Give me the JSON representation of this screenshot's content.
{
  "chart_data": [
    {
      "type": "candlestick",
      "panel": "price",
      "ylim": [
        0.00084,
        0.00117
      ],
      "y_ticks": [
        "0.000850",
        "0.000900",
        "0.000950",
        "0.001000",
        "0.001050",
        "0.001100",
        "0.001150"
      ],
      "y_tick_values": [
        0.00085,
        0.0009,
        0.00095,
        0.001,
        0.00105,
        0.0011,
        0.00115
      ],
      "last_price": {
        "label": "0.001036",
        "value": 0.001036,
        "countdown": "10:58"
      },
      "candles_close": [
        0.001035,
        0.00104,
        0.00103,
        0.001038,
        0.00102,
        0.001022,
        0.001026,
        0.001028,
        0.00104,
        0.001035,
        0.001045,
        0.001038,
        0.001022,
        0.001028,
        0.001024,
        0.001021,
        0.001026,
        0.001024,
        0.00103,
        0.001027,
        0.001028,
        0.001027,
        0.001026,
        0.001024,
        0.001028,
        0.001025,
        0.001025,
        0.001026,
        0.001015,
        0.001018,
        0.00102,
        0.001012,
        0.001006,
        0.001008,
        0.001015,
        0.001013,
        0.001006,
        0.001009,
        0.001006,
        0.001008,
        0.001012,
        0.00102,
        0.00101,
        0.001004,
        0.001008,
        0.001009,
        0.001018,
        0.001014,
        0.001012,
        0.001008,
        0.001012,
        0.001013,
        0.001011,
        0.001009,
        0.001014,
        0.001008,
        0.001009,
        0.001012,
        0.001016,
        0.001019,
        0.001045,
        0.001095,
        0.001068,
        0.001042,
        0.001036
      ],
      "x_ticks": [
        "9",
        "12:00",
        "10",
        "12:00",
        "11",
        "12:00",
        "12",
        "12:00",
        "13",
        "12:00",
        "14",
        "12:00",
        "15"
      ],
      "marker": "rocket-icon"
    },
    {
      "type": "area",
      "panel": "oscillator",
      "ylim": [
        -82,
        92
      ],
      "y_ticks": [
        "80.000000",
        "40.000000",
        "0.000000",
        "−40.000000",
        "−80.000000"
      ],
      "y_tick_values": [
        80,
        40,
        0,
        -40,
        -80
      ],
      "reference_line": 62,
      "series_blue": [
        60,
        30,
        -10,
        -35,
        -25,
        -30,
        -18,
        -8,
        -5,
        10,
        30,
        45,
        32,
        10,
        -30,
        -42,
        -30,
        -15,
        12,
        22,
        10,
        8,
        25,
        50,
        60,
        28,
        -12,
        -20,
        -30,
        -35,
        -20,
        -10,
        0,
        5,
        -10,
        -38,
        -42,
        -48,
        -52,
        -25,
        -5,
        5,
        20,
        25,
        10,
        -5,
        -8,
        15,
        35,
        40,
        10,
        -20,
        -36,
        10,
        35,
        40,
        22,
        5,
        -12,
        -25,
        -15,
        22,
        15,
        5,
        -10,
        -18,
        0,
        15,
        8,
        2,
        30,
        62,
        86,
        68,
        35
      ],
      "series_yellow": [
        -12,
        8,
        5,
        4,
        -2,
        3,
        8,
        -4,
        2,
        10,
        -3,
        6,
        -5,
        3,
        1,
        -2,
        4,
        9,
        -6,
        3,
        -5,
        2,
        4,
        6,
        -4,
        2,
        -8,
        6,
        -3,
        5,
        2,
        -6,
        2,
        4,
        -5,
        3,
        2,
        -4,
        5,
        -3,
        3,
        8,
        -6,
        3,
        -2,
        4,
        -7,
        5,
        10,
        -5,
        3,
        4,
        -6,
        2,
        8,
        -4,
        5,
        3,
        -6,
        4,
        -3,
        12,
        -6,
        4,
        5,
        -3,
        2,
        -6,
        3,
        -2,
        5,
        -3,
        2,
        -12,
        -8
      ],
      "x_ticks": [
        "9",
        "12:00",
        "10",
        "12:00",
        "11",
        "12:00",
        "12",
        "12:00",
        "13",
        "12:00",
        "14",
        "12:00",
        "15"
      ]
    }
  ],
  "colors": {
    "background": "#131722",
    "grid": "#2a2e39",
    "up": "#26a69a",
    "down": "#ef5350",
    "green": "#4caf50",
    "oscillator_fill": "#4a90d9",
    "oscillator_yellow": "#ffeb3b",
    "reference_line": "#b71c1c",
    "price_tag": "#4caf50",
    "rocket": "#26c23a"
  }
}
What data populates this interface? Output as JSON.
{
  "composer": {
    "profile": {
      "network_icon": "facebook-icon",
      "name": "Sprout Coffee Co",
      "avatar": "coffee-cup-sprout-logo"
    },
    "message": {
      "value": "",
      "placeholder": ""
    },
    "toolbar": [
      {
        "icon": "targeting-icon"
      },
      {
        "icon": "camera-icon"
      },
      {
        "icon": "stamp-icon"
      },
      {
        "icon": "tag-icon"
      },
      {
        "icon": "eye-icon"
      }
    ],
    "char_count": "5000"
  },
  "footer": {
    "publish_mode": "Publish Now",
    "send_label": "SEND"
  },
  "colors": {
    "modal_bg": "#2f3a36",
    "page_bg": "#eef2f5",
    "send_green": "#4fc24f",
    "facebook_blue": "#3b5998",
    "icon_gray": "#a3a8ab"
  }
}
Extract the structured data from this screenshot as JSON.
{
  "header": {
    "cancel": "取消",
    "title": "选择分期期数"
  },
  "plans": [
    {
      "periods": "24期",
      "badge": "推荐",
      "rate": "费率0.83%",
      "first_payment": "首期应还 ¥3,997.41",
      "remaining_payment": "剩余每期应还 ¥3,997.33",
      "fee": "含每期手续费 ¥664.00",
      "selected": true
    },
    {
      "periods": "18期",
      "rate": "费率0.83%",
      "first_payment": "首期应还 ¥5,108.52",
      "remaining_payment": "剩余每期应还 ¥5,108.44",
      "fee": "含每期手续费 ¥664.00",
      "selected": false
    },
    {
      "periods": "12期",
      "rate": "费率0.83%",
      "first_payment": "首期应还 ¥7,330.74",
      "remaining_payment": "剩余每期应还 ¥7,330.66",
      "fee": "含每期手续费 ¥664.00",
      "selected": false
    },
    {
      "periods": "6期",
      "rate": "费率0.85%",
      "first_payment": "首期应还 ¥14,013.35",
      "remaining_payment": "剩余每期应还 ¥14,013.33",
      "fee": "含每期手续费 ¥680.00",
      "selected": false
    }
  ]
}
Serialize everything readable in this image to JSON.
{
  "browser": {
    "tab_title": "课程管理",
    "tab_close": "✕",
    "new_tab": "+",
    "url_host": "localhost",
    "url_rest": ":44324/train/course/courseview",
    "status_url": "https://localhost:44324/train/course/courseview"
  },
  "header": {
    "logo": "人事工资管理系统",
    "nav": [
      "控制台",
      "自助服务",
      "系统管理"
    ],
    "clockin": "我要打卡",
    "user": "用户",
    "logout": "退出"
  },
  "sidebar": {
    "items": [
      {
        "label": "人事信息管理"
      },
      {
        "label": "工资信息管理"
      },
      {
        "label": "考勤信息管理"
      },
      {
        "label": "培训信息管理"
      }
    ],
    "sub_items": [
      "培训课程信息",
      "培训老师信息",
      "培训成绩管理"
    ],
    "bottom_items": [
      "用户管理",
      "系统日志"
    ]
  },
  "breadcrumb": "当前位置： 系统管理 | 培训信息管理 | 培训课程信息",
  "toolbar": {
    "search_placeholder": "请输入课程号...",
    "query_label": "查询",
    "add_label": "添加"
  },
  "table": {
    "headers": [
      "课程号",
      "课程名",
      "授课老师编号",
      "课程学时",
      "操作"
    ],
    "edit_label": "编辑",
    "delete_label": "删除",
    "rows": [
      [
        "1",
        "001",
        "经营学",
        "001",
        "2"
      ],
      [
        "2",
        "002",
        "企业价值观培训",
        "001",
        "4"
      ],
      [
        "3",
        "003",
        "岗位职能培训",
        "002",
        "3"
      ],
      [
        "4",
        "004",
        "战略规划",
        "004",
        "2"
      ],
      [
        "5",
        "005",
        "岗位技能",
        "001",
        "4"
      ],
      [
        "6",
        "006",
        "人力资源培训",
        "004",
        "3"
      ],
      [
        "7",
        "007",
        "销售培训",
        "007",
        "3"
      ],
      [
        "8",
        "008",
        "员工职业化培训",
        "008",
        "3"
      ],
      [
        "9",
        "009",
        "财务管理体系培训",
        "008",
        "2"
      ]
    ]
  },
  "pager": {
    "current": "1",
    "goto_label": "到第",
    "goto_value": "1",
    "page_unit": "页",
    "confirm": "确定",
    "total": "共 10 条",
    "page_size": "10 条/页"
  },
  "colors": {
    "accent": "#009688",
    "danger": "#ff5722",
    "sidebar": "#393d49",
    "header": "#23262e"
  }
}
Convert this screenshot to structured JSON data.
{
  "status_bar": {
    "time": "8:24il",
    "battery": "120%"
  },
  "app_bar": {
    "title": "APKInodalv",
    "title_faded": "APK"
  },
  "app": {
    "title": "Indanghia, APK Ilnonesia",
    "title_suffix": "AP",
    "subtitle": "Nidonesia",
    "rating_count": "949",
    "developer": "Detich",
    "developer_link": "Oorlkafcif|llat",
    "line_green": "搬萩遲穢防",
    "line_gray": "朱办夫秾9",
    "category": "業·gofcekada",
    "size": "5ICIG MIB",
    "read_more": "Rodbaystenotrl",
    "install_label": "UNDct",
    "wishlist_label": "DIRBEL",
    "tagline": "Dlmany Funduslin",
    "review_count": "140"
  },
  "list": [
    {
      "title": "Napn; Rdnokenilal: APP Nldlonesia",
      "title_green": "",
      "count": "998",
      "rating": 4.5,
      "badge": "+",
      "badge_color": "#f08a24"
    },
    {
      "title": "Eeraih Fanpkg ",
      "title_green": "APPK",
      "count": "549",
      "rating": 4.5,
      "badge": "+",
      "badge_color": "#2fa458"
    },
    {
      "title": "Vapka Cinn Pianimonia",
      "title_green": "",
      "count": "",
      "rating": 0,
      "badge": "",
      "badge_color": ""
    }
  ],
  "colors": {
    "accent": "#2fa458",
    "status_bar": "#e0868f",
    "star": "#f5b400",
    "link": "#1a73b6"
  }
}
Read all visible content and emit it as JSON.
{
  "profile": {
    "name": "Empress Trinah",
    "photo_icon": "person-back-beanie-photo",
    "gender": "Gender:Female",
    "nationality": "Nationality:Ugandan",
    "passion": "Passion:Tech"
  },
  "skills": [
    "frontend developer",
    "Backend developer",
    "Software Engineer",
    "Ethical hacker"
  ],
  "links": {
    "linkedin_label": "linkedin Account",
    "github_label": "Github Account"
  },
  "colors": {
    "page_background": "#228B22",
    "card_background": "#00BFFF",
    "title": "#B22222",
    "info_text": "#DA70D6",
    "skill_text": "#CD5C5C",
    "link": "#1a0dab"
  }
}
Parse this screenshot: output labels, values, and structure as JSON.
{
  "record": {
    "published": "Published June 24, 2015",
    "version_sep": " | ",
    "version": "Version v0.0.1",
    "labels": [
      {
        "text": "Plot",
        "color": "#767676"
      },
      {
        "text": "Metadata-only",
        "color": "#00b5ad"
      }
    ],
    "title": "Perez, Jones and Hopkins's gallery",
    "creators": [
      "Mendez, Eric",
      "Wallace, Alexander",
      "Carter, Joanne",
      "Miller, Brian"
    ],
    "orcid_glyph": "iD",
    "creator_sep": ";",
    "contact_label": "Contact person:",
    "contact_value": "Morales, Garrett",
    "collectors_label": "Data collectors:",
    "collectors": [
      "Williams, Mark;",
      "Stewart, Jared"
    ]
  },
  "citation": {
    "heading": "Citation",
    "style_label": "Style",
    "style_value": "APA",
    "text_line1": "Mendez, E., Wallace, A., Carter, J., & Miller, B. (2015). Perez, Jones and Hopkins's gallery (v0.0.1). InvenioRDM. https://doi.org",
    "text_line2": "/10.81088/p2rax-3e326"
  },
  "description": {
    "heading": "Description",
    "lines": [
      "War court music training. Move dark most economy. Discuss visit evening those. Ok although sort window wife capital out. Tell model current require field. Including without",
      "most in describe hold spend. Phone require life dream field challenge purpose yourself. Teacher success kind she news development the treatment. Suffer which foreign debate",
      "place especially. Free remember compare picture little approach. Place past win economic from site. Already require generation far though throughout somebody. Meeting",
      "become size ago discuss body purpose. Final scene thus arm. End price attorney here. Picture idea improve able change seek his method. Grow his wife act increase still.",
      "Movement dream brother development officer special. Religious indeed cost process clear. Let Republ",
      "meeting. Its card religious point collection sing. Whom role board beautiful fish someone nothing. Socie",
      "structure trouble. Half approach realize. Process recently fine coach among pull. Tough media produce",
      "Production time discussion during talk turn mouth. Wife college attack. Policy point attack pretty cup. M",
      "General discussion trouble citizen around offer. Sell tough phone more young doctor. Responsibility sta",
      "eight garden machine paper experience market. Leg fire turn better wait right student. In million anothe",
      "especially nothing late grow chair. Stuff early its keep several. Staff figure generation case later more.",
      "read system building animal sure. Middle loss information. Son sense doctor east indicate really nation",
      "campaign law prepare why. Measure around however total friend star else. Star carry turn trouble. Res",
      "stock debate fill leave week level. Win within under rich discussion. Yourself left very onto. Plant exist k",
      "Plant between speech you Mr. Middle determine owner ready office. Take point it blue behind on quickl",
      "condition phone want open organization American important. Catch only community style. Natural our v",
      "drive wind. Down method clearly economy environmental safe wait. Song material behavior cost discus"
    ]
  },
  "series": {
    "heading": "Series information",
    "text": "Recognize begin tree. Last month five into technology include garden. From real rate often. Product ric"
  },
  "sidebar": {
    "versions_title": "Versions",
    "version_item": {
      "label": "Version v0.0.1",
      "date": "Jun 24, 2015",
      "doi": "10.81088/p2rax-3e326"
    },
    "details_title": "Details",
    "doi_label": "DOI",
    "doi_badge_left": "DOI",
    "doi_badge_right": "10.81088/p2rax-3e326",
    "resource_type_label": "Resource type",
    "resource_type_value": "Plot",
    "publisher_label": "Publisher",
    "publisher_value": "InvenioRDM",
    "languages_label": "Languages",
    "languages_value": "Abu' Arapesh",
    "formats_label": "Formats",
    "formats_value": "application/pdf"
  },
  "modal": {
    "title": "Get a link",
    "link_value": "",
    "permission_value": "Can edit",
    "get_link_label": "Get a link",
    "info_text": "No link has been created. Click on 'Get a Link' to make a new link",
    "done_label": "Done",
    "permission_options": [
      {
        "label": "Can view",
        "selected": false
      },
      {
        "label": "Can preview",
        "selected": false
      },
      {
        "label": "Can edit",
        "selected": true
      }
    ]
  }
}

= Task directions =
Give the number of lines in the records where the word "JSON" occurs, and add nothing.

= Solution to this task =
7